***

The Apsara

Hewn free from the sandstone block, I danced into air
And my feet, commanded by the god-king of a Cambodian empire,
Pointed themselves, anklet-enclosed, in the shape of a prayer.

Slowly, sinuously, my arm rose above my head, my fingers flared
And arched towards my sister dancing by my side, part of thousands in our choir
Hewn free from the sandstone block; we danced into air.

Today, in shades of gray, lichen and rain stains twist across my hair
Entwining my jeweled headdress with the passing time, dappling the three rising spires
Crowning my brow, delicately-balanced, in the shape of a prayer.

Hindu at conception, I now dance for the Buddha, for I shall do what the god-king declares.
Attended by the pious few draped in vivid orange who worship here, divinely inspired,
We still, hewn free from the sandstone block, dance into air.

Hundreds now trek daily to capture my frozen image within a camera, and stare
At the detailed girdles kissing our hips and our silver skin, much admired,
Baring itself, polished by fingertips, in the shape of a prayer.

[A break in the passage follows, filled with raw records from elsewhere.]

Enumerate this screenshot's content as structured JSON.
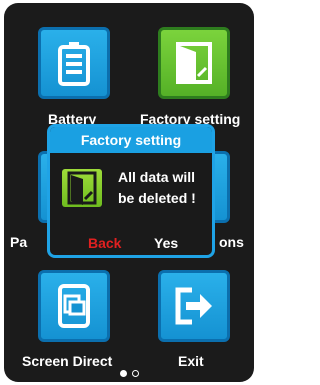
{
  "apps": {
    "battery": {
      "label": "Battery",
      "icon": "battery-icon"
    },
    "factory_setting": {
      "label": "Factory setting",
      "icon": "door-exit-icon"
    },
    "passcode": {
      "label": "Pa",
      "icon": "passcode-icon"
    },
    "options": {
      "label": "ons",
      "icon": "options-icon"
    },
    "screen_direct": {
      "label": "Screen Direct",
      "icon": "screen-rotate-icon"
    },
    "exit": {
      "label": "Exit",
      "icon": "exit-arrow-icon"
    }
  },
  "dialog": {
    "title": "Factory setting",
    "message_line1": "All data will",
    "message_line2": "be deleted !",
    "back_label": "Back",
    "yes_label": "Yes",
    "icon": "factory-reset-icon"
  },
  "pager": {
    "pages": 2,
    "current": 1
  },
  "colors": {
    "screen_bg": "#1b1b1b",
    "tile_blue": "#1a9fe0",
    "tile_green": "#5cb82b",
    "back_red": "#e02020",
    "text_white": "#ffffff"
  }
}
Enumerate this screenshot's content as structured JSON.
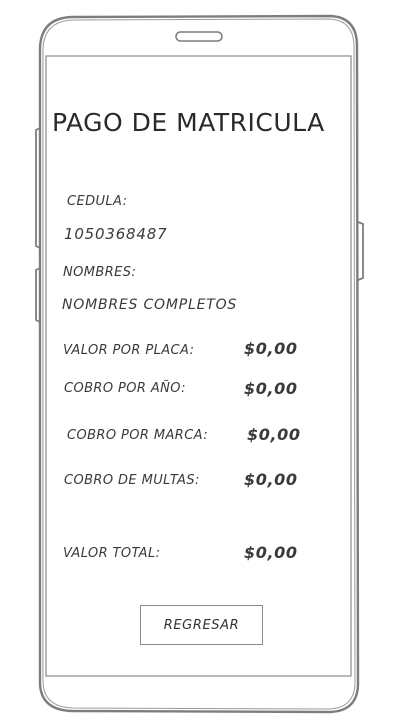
{
  "screen": {
    "title": "PAGO DE MATRICULA"
  },
  "form": {
    "cedula_label": "CEDULA:",
    "cedula_value": "1050368487",
    "nombres_label": "NOMBRES:",
    "nombres_value": "NOMBRES COMPLETOS"
  },
  "charges": [
    {
      "label": "VALOR POR PLACA:",
      "amount": "$0,00"
    },
    {
      "label": "COBRO POR AÑO:",
      "amount": "$0,00"
    },
    {
      "label": "COBRO POR MARCA:",
      "amount": "$0,00"
    },
    {
      "label": "COBRO DE MULTAS:",
      "amount": "$0,00"
    }
  ],
  "total": {
    "label": "VALOR TOTAL:",
    "amount": "$0,00"
  },
  "actions": {
    "back_label": "REGRESAR"
  }
}
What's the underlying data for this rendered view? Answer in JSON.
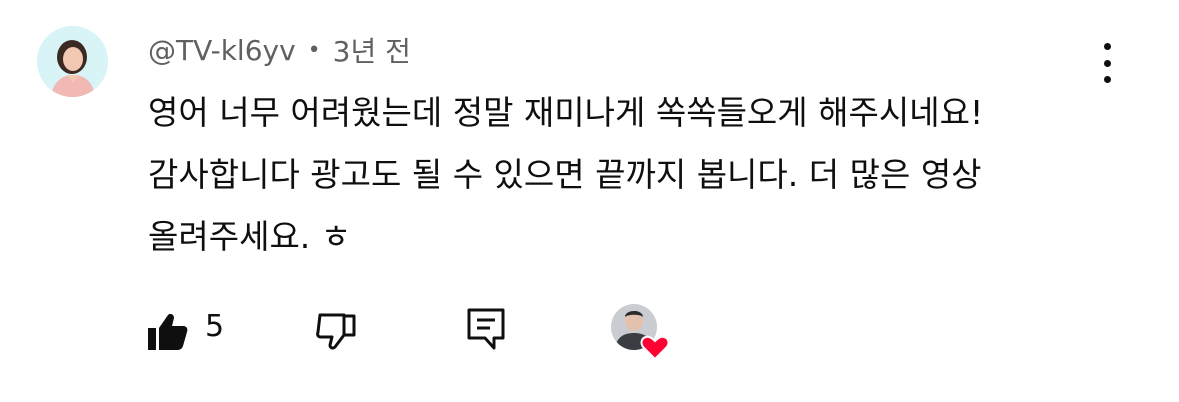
{
  "comment": {
    "author": "@TV-kl6yv",
    "separator": "•",
    "time": "3년 전",
    "text": "영어 너무 어려웠는데 정말 재미나게 쏙쏙들오게 해주시네요! 감사합니다 광고도 될 수 있으면 끝까지 봅니다. 더 많은 영상 올려주세요. ㅎ",
    "like_count": "5"
  },
  "icons": {
    "avatar": "user-avatar",
    "more": "more-vertical-icon",
    "like": "thumb-up-icon",
    "dislike": "thumb-down-icon",
    "reply": "reply-comment-icon",
    "creator_heart": "creator-heart-icon"
  },
  "colors": {
    "meta_text": "#606060",
    "heart": "#ff0033",
    "avatar_bg": "#d9f4f6"
  }
}
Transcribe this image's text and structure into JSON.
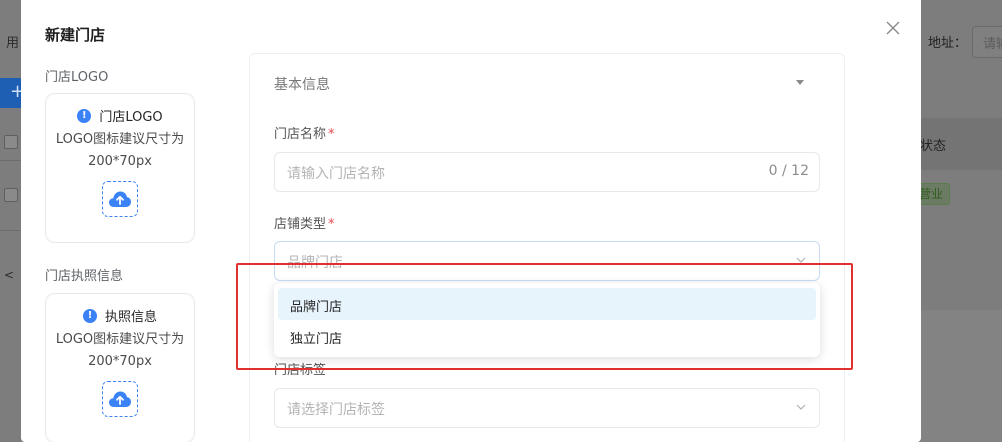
{
  "background": {
    "left_text": "用",
    "add_button_label": "+",
    "pager_text": "<",
    "address_label": "地址：",
    "address_placeholder": "请输",
    "status_header": "状态",
    "status_tag": "营业"
  },
  "modal": {
    "title": "新建门店",
    "close_icon": "close-icon",
    "logo_section": {
      "label": "门店LOGO",
      "card_title": "门店LOGO",
      "hint": "LOGO图标建议尺寸为200*70px",
      "icon": "cloud-upload-icon"
    },
    "license_section": {
      "label": "门店执照信息",
      "card_title": "执照信息",
      "hint": "LOGO图标建议尺寸为200*70px",
      "icon": "cloud-upload-icon"
    },
    "form": {
      "section_title": "基本信息",
      "store_name": {
        "label": "门店名称",
        "required_mark": "*",
        "placeholder": "请输入门店名称",
        "counter": "0 / 12"
      },
      "store_type": {
        "label": "店铺类型",
        "required_mark": "*",
        "value": "品牌门店",
        "options": [
          "品牌门店",
          "独立门店"
        ],
        "selected_index": 0
      },
      "store_tag": {
        "label": "门店标签",
        "placeholder": "请选择门店标签"
      }
    }
  },
  "colors": {
    "accent": "#3b82f6",
    "highlight": "#e03030",
    "selected_option_bg": "#e8f4fc"
  }
}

Unable to leave this temple of Angkor, my movements shall forever belong to the Khmer
But I am proud to uphold their hopes and heavenly appeals as I turn and twist and never tire:
Hewn free from the sandstone block, I shall forever dance into air
Arching myself, bound and beloved, in the shape of a prayer.